Solutions Lab Dispatch: Railyard Stewards
We asked the Railyard Stewards to imagine it’s the year 2050. We wanted to know how their work contributed to positive change on the planet 36 years from now.
Many Hands Restore What Was Lost: The Urban Forestry Project of the 21st Century
by the Railyard Stewards, 2014 Solutions Lab Cohort Member
Thirty-six years ago, the City of Santa Fe was in a terrible drought. The escalation of Climate Change in the region dried up water resources significantly, which in turn plagued the city and surrounding farm land with no irrigation. The southwest region of the United States was on the verge of being uninhabited, though the symbol of grassroots democracy in Santa Fe prevailed.
The Railyard Stewards (Stewards), a non-profit organization based in Santa Fe, took the lead and inspired the community. All corners of Santa Fe emerged, gardeners, plant nursery owners, local businesses, city personnel, state officials, and youth to elevate their environmental consciousness and encompass a connection to an urban forest. The Stewards built the visionary urban forest model using the Railyard Park + Plaza as their tool to motivate, encourage, and inspire the citizens of Santa Fe. Led by young people, the city of Santa Fe began to take back its natural landscape, and create a sustainable urban forest composed of drought tolerant and fruit baring trees thrat were cared for by the community.
Partnering with the Stewards, the plant nurseries served as hubs for Santa Fe citizens to purchase trees that would grow well in a high desert environment and that did not use much water. The youth, activists, gardeners, local business owners, and concerned citizens carried out a successful guerilla gardening campaign to take out invasive species such as the Siberian elm tree and replace them with native Cottonwoods, Burr Oak and Crabapple trees. Santa Fe’s urban forest slowly grew and created new habitat for birds and critters, increased shaded areas and reduced water use. City personnel assisted community member to better understand which trees were best for removal and the best choices for replacements. State officials leveraged their influence to increase city budgets and tax breaks for businesses that took an active position on the urban forest development in Santa Fe and across the state. Plant nurseries and garden centers filled their inventory with species of plants and trees that would help Santa Fe conserve water. Master gardeners, local horticulturalists, public school and college environmental groups, everyday people, and children replanted the tree population which still stands today. The coalition is a testament of true grassroots democratic power shifting society to act for the benefit of everyone.

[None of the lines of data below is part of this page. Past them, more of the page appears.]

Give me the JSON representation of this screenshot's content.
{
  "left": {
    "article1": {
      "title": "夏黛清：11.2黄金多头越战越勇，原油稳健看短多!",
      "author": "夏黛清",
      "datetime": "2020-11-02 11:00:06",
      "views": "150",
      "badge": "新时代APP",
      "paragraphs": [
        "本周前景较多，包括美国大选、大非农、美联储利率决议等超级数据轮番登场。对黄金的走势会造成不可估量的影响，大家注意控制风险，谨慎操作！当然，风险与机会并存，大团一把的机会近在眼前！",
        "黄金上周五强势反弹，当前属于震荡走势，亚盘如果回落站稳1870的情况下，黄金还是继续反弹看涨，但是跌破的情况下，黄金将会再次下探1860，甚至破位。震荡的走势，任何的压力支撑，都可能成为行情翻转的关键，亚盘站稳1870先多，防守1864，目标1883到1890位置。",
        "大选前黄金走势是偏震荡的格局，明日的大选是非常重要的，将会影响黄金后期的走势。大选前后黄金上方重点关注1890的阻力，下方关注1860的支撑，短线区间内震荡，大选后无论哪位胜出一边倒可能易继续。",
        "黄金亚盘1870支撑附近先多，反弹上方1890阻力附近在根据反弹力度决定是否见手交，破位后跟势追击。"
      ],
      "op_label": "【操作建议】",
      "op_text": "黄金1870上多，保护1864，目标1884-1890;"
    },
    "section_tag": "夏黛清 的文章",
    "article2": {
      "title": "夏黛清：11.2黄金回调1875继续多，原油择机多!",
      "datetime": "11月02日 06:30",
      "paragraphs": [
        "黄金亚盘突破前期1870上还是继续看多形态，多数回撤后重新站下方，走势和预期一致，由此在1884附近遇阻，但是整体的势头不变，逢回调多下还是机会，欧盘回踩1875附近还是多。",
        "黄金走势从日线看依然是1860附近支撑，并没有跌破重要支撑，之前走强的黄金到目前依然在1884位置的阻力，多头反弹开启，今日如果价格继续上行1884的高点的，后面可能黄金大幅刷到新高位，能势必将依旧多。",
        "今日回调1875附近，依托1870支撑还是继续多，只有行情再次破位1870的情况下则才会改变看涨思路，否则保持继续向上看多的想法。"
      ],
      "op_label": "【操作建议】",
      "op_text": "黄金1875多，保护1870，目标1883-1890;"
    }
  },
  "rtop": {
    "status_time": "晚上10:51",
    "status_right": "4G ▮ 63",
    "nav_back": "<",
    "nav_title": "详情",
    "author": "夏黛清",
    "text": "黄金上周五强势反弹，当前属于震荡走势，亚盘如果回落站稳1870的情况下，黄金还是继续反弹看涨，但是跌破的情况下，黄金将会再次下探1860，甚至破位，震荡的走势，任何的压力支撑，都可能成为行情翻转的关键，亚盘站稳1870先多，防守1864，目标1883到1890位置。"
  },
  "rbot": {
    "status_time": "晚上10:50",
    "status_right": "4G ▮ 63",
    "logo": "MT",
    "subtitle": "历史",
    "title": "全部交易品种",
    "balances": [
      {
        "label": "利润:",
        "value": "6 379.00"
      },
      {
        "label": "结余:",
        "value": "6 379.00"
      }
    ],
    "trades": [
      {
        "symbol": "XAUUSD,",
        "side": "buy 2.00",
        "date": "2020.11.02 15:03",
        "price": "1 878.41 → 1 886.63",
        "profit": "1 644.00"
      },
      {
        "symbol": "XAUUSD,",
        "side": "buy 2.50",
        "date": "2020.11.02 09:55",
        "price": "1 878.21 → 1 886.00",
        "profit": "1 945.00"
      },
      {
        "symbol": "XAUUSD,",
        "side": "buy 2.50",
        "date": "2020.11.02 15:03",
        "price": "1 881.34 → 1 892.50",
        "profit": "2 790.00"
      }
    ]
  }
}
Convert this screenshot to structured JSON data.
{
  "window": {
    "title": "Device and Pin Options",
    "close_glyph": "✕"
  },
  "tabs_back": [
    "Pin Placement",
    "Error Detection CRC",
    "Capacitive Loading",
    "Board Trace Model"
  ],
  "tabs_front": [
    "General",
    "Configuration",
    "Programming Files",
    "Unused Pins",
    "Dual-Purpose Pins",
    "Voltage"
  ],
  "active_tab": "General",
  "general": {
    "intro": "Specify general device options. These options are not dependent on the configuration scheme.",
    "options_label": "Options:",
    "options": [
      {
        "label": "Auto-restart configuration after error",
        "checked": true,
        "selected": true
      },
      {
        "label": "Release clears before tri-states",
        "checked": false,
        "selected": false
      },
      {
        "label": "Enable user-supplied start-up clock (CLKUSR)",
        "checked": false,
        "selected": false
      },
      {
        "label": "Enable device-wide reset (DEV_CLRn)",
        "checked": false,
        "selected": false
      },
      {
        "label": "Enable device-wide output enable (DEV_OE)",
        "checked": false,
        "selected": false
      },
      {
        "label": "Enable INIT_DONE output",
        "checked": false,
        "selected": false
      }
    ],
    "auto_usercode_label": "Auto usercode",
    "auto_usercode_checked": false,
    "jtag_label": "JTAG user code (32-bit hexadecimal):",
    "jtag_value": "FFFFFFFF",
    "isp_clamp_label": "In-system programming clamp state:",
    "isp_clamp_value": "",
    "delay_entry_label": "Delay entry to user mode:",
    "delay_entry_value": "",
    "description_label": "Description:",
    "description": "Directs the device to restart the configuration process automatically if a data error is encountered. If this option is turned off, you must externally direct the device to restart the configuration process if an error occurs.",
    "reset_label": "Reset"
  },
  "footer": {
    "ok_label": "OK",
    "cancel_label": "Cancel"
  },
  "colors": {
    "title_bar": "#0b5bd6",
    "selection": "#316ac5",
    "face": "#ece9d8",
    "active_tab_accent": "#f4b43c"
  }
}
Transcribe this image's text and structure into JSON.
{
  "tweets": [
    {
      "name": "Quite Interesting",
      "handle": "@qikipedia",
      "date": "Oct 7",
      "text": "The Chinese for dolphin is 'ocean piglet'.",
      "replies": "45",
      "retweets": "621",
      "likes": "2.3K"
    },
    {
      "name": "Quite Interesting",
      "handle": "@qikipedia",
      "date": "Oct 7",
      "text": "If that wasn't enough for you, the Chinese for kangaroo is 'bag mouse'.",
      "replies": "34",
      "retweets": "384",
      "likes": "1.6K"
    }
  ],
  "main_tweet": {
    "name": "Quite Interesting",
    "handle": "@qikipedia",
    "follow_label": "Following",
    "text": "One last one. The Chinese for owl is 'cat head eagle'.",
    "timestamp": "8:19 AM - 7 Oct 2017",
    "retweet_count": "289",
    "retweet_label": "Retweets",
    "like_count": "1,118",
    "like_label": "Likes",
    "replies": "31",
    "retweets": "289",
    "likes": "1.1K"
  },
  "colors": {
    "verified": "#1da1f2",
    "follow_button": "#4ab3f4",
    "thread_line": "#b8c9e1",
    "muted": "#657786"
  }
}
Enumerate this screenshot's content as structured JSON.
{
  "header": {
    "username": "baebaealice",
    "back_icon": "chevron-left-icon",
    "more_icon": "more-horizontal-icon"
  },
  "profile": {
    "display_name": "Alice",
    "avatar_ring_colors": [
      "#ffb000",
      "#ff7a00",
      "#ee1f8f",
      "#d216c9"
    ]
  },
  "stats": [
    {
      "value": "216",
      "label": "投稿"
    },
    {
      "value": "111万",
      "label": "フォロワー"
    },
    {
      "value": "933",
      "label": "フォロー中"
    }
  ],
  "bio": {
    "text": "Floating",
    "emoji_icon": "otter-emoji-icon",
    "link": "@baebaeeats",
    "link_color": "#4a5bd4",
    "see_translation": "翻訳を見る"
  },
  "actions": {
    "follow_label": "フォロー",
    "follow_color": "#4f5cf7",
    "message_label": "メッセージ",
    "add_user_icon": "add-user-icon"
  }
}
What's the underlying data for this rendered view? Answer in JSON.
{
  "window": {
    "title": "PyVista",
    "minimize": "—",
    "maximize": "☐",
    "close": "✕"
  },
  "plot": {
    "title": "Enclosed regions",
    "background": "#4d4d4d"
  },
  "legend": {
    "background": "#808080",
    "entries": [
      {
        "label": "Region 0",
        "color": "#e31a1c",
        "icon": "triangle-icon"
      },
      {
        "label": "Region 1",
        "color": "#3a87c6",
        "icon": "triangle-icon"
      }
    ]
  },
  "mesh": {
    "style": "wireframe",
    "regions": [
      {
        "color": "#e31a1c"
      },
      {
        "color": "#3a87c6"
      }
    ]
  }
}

From Santa Fe, the urban forest initiative spread resembling a wildfire across the state. In Northern New Mexico, Francis Castillo y Mulert, a young leader, partnered with the Stewards during the Kindle Solutions Lab to work on eradicating Siberian elm trees from the landscape. With his energy, drive, and the skills he learned from the Stewards, Francis ignited a grassroots movement to free the water ways from the clutches of Siberian elms led by the youth of small towns in Northern New Mexico from Truchas to Española and down to Santa Fe. Today, the creeks and rivers that stretch along the rural landscape of New Mexico, are no longer encumbered with the drain of non-native plants, sucking them dry. Natural vegetation grows without competing with invasive species.
Along the Rio Grande River, which flows through New Mexico from Colorado and down through Texas, communities heard about Santa Fe’s initiative to build an urban forest and joined the movement to support urban forestry and eradicate invasive, water intensive species. Community groups formed and cut down salt cedar in riparian areas and replaced with willows which thrive along the river today! The Rio Grande River has returned to its historic flows and reaches the Gulf of Mexico, as it did two centuries ago. The drought that once plagued one of the largest rivers in the United States ceases to exist.
The Urban Forest Initiative became a model for community action against environmental degradation. In the years to come, cities and communities across the United States, Mexico, Canada, Central and South America began to initiate urban forestry programs as a means to support the over burdened ecosystems across the globe.Water levels rose, natural vegetation grew back; ecological restoration inspired two continents to act in the interests of future generations.
An early member of the Urban Forest Initiative and former Program Director for the Railyard Stewards, Marc Grignon, looks into the past and has an insightful perspective.
“When I was twenty-four years old, I started to work for the Railyard Stewards at the time when the Urban Forest Initiative began,” Grignon said as he sits in his rocking chair with grey hair. “If it wasn’t for the Kindle Solutions Lab sponsored by the Kindle Project, the initiative would have never possessed the energy and drive to make it what it is today; an international model for the world to learn from.”
Asked if anyone in particular made the initiative more impactful, Mr. Grignon states,” If it was not for Francis Castillo y Mulert and the coalition comprised of community groups, individuals, business owners, the city of Santa Fe, plant nurseries, garden centers, and the local educational institutions that came together to act against an impending drought, we wouldn’t be talking about a successful effort to change the natural landscape of the southwest.”
Join the “I’ve planted a tree campaign,” and ensure the prosperity of future generations.